The pages on this website are excerpts from the book, BasicSynth: Creating a Music Synthesizer in Software (ISBN: 978-0-557-02212-0). The printed book is available direct from the publisher, through Amazon.com, and should also be availble for order from various book stores. A downloadable version is also available on iTunes.
The complete source code to the BasicSynth library and example programs is available on sourceforge.net under the project name basicsynth. The current source distribution contains signal generation classes, sequencing, pre-defined instruments, the Notelist score parser, and numerous example programs. In addition, a complete, interactive software synthesis system called BasicSynth Composer is included in the source beginning with version 1.1.
A compiled version of BasicSynth Composer for Windows is also available on sourceforge. Download.

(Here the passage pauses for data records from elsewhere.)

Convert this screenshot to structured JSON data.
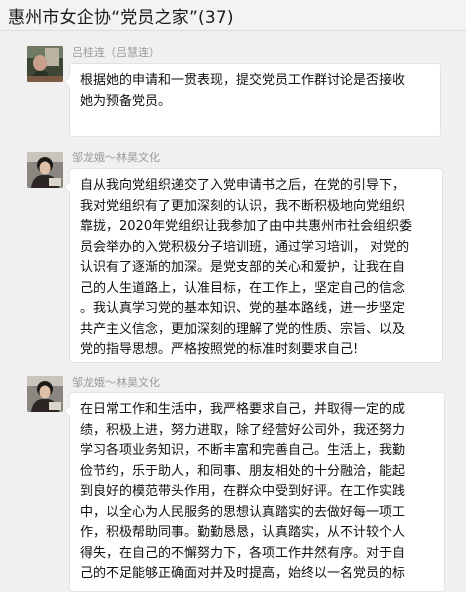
{
  "header": {
    "title": "惠州市女企协“党员之家”(37)"
  },
  "messages": [
    {
      "sender": "吕桂连（吕慧连）",
      "lines": [
        "根据她的申请和一贯表现，提交党员工作群讨论是否接收",
        "她为预备党员。"
      ]
    },
    {
      "sender": "邹龙娥～林昊文化",
      "lines": [
        "自从我向党组织递交了入党申请书之后，在党的引导下，",
        "我对党组织有了更加深刻的认识，我不断积极地向党组织",
        "靠拢，2020年党组织让我参加了由中共惠州市社会组织委",
        "员会举办的入党积极分子培训班，通过学习培训， 对党的",
        "认识有了逐渐的加深。是党支部的关心和爱护，让我在自",
        "己的人生道路上，认准目标，在工作上，坚定自己的信念",
        "。我认真学习党的基本知识、党的基本路线，进一步坚定",
        "共产主义信念，更加深刻的理解了党的性质、宗旨、以及",
        "党的指导思想。严格按照党的标准时刻要求自己!"
      ]
    },
    {
      "sender": "邹龙娥～林昊文化",
      "lines": [
        "在日常工作和生活中，我严格要求自己，并取得一定的成",
        "绩，积极上进，努力进取，除了经营好公司外，我还努力",
        "学习各项业务知识，不断丰富和完善自己。生活上，我勤",
        "俭节约，乐于助人，和同事、朋友相处的十分融洽，能起",
        "到良好的模范带头作用，在群众中受到好评。在工作实践",
        "中，以全心为人民服务的思想认真踏实的去做好每一项工",
        "作，积极帮助同事。勤勤恳恳，认真踏实，从不计较个人",
        "得失，在自己的不懈努力下，各项工作井然有序。对于自",
        "己的不足能够正确面对并及时提高，始终以一名党员的标"
      ]
    }
  ]
}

Questions or comments can be e-mailed to dan [at] pheugo.com, or you can use the project forum on sourceforge to post questions, corrections, or additional information.
Calculation of peak amplitude in decibels. Addendum to Chapter 6.
Constant rate envelope generators. Addendum to Chapter 6.
Multi-period wavetable oscillators. Addendum to Chapter 8 Explains digital oscillators for sampled wavetables. These wavetables are the type found in SoundFont(tm) and MIDI DLS files.
Like many of my generation, my first exposure to synthesized sounds came through the Switched on Bach recordings by Walter Carlos. Those recordings opened up a whole new world of sounds for many of us. But my real introduction to synthesizers came a few years later when I built my first synthesizer from a PAIA kit. It was not much of a synthesizer. I had one VCO, one VCA, one VCF, AR envelope generator, LFO and keyboard, and soon discovered that without a multi-track recorder there wasn't much you could do except make interesting sound effects. Nevertheless, that little synthesizer allowed me to gain an understanding of how synthesizers make sounds. A few years later I enrolled for graduate study at the University of North Texas and finally got my hands on big synthesizers in the form of a large Moog system and Synclavier II digital synthesizer. A good deal of my time in graduate school was spent hanging out in the electronic music labs with other composers speculating about different ways we might make new sounds.
Later, after I had left school and begun work as a computer programmer, I began to purchase my own synthesizers. My first bonus check from my job went for a down payment on a Yamaha DX7, a remarkable synthesizer for its time. Hooked up to my Commodore C64 computer through a home-built MIDI interface, it gave me a way to continue to use computers and synthesizers to make music. Not having any commercial music software available, I wrote a simple sequencing program dubbed Notelist.
Eventually the keyboards got put away in favor of software synthesis using CSound, a direct descendant of the granddaddy of all software synthesis system, MUSIC by Max Matthews. But, as flexible and powerful as a program like CSound is, I always missed the interactive creation of sound through a keyboard like the DX7. Being able to hear how the tweaks affect the sound is very useful. Thus, I eventually decided to create some synthesis software routines so that I could get a more immediate result. Over time, my short routines grew into a fairly large synthesis system, and the software on this site is the current version of that endeavor. Just as I discovered when building my own synthesizer as a teenager, I found that having to program the synthesis system myself improved my understanding of the underlying equations and algorithms that are used to create sound on a computer. Hopefully, documenting how I went from simple sound generators to complex instruments will help others gain a similar understanding.
Along the way I developed some useful utilities to help me explore software synthesis techniques. Most of what these utilities do could be done in a system such as CSound or Pure Data. But having a nice interactive program is very useful. The utility programs can produce sound immediately and can also produce an output of the graphic for documentation.
It is not the purpose of this website to describe signal processing theory in detail. We can take it for granted that the mathematicians and engineers got it right, and use the derived equations. Likewise, this site does not explore any new or original methods of sound synthesis. The examples shown here are the way most synthesis software is implemented and has been implemented since the 1960s. Instead, this information is intended as an introduction to software synthesis with a focus on the practical problems of programming the sound generation routines and combining them in a way to produce an efficient working synthesizer.
Daniel R. Mitchell (dan[at]pheugo.com)